──────── Data to use

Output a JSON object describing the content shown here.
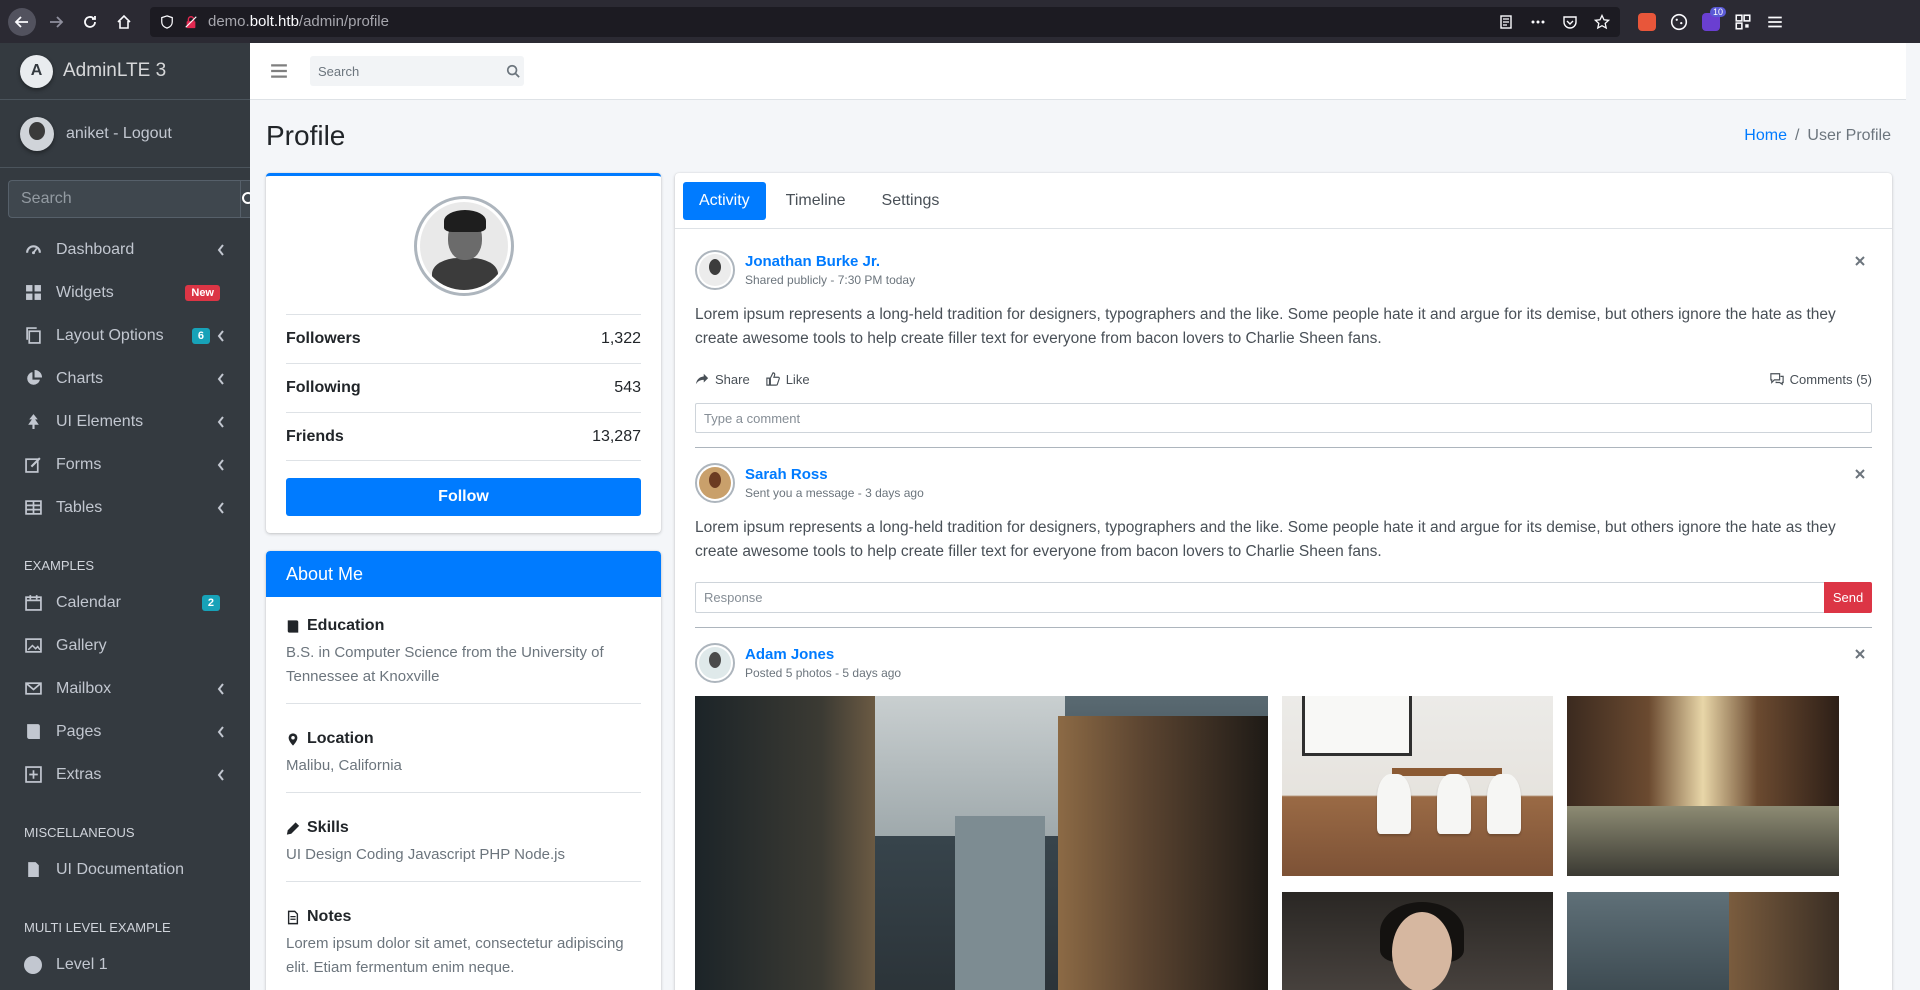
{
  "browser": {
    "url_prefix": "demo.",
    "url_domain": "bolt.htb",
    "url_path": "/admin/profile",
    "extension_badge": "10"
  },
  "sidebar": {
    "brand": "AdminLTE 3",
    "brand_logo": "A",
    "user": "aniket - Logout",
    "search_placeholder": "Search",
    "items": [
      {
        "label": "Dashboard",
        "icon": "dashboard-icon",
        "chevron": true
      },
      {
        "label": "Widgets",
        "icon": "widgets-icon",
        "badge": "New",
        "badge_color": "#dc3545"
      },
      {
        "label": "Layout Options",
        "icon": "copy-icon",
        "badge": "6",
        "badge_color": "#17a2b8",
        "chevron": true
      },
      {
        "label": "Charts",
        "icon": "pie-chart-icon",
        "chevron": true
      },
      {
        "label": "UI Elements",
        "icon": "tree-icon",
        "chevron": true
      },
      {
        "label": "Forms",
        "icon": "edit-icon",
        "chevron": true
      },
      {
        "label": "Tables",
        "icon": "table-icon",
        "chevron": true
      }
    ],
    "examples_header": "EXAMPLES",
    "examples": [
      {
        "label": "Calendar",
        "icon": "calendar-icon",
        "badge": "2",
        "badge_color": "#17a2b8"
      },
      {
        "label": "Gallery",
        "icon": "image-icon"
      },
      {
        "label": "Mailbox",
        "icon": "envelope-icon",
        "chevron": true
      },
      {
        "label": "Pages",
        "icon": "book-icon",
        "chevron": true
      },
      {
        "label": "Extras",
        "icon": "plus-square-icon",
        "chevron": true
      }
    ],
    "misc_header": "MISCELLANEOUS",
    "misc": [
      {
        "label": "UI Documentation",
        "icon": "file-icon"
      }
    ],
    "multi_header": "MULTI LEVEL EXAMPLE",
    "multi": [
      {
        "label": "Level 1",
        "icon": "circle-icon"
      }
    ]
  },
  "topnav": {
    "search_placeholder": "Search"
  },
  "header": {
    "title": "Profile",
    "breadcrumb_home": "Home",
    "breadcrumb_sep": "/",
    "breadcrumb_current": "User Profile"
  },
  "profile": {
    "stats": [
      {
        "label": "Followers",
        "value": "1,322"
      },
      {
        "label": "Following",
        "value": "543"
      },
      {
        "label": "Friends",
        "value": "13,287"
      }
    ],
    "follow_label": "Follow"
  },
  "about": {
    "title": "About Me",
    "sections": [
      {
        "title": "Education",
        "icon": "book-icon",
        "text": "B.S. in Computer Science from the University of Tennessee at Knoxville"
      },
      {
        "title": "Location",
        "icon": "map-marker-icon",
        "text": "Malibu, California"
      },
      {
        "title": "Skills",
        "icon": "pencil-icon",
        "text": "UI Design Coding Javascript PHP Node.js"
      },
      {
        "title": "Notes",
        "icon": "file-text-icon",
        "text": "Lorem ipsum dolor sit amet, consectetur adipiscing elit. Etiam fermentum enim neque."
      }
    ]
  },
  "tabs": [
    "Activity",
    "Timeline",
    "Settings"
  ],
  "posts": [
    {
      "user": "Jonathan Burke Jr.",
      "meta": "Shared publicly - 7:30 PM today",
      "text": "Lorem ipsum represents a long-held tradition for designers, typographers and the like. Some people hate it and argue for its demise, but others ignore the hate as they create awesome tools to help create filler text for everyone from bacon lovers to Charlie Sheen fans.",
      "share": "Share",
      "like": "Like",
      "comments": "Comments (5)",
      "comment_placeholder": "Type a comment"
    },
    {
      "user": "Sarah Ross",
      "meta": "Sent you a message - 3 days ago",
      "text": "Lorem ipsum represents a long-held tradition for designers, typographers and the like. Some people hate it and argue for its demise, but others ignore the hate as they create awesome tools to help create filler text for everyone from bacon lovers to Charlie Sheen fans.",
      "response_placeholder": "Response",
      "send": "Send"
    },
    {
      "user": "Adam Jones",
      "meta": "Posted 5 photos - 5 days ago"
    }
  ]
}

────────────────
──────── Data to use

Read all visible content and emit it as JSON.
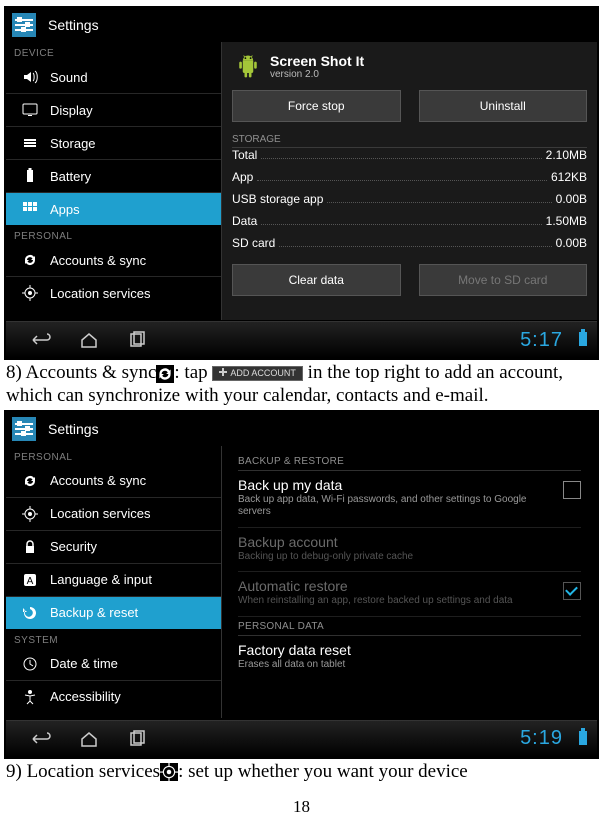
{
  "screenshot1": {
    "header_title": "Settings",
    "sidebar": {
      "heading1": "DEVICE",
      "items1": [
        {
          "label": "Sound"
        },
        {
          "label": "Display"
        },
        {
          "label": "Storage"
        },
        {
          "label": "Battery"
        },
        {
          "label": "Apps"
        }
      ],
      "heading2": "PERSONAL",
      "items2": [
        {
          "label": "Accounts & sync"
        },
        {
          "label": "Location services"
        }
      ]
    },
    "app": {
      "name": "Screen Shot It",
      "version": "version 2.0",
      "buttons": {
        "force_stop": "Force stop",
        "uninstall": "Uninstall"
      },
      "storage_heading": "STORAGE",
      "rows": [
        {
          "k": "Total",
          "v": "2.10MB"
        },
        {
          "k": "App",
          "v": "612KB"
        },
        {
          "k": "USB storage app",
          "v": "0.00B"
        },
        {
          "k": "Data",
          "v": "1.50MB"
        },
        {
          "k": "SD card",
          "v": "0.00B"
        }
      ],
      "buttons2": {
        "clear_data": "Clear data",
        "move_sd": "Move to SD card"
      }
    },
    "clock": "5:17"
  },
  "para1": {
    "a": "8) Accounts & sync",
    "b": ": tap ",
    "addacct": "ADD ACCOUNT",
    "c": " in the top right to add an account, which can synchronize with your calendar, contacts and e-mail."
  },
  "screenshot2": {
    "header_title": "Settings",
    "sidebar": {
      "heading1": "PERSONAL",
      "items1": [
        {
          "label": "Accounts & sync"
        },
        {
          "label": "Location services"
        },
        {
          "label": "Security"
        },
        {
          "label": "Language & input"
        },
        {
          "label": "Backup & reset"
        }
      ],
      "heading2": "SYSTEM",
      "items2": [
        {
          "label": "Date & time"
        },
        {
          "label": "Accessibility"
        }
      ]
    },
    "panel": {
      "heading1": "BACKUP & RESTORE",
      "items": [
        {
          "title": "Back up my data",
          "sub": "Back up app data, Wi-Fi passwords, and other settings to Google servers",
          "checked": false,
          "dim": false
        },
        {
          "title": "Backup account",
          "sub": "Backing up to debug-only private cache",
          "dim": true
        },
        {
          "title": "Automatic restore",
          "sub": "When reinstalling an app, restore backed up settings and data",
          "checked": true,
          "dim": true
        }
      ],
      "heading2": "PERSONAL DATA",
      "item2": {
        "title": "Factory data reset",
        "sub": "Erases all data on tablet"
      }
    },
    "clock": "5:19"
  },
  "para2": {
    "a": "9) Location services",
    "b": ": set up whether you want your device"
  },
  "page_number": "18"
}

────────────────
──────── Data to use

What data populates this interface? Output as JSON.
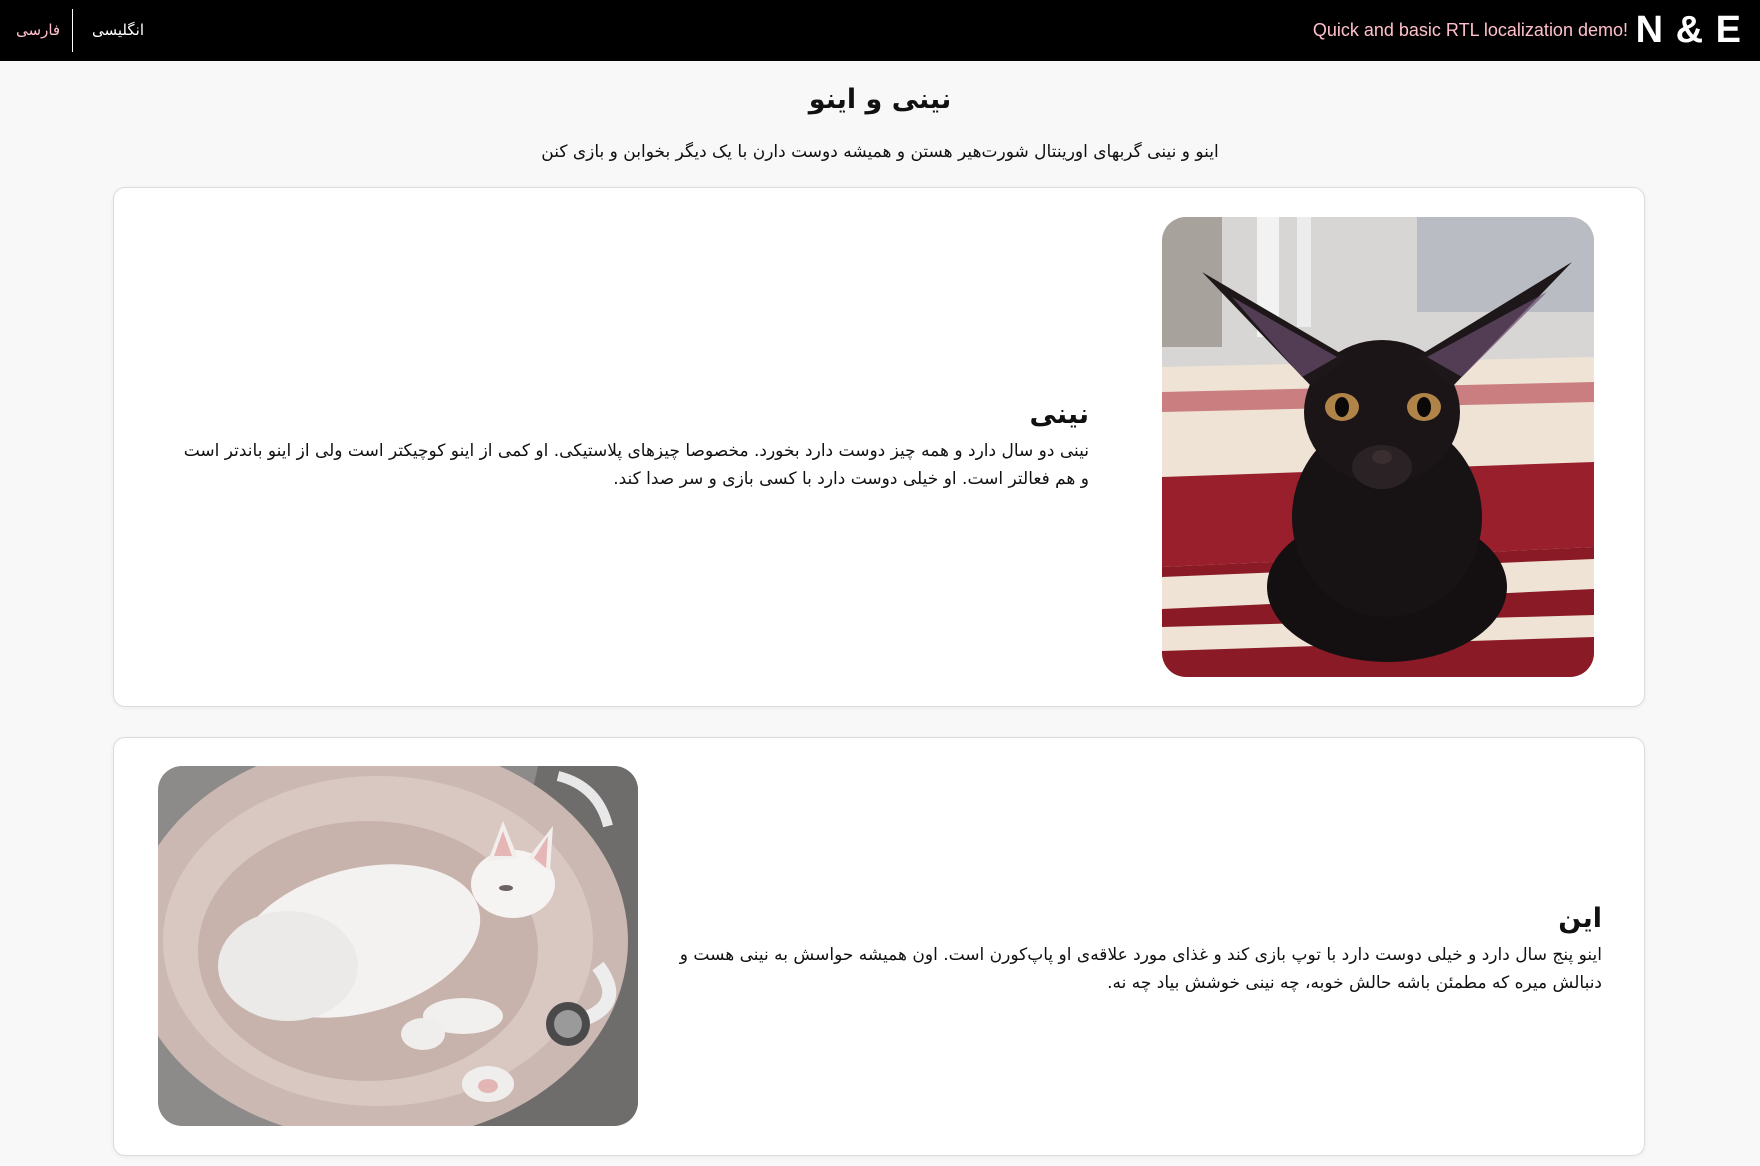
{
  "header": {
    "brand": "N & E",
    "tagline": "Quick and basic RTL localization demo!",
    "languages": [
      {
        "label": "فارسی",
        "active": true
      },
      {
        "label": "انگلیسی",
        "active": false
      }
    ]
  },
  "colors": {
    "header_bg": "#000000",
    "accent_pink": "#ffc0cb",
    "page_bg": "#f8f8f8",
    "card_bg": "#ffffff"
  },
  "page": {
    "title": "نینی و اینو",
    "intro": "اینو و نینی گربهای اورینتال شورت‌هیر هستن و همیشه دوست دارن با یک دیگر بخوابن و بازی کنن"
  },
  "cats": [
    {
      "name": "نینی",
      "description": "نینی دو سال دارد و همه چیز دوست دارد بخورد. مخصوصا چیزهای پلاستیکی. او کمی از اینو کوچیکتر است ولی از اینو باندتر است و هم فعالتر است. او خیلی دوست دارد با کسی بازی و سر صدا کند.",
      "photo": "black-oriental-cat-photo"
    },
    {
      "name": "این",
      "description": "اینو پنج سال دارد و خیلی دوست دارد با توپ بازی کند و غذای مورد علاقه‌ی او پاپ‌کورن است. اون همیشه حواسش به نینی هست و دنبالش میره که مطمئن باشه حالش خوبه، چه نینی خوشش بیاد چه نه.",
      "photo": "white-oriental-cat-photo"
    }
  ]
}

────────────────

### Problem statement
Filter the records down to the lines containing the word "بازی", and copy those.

### Reply
    "intro": "اینو و نینی گربهای اورینتال شورت‌هیر هستن و همیشه دوست دارن با یک دیگر بخوابن و بازی کنن"
      "description": "نینی دو سال دارد و همه چیز دوست دارد بخورد. مخصوصا چیزهای پلاستیکی. او کمی از اینو کوچیکتر است ولی از اینو باندتر است و هم فعالتر است. او خیلی دوست دارد با کسی بازی و سر صدا کند.",
      "description": "اینو پنج سال دارد و خیلی دوست دارد با توپ بازی کند و غذای مورد علاقه‌ی او پاپ‌کورن است. اون همیشه حواسش به نینی هست و دنبالش میره که مطمئن باشه حالش خوبه، چه نینی خوشش بیاد چه نه.",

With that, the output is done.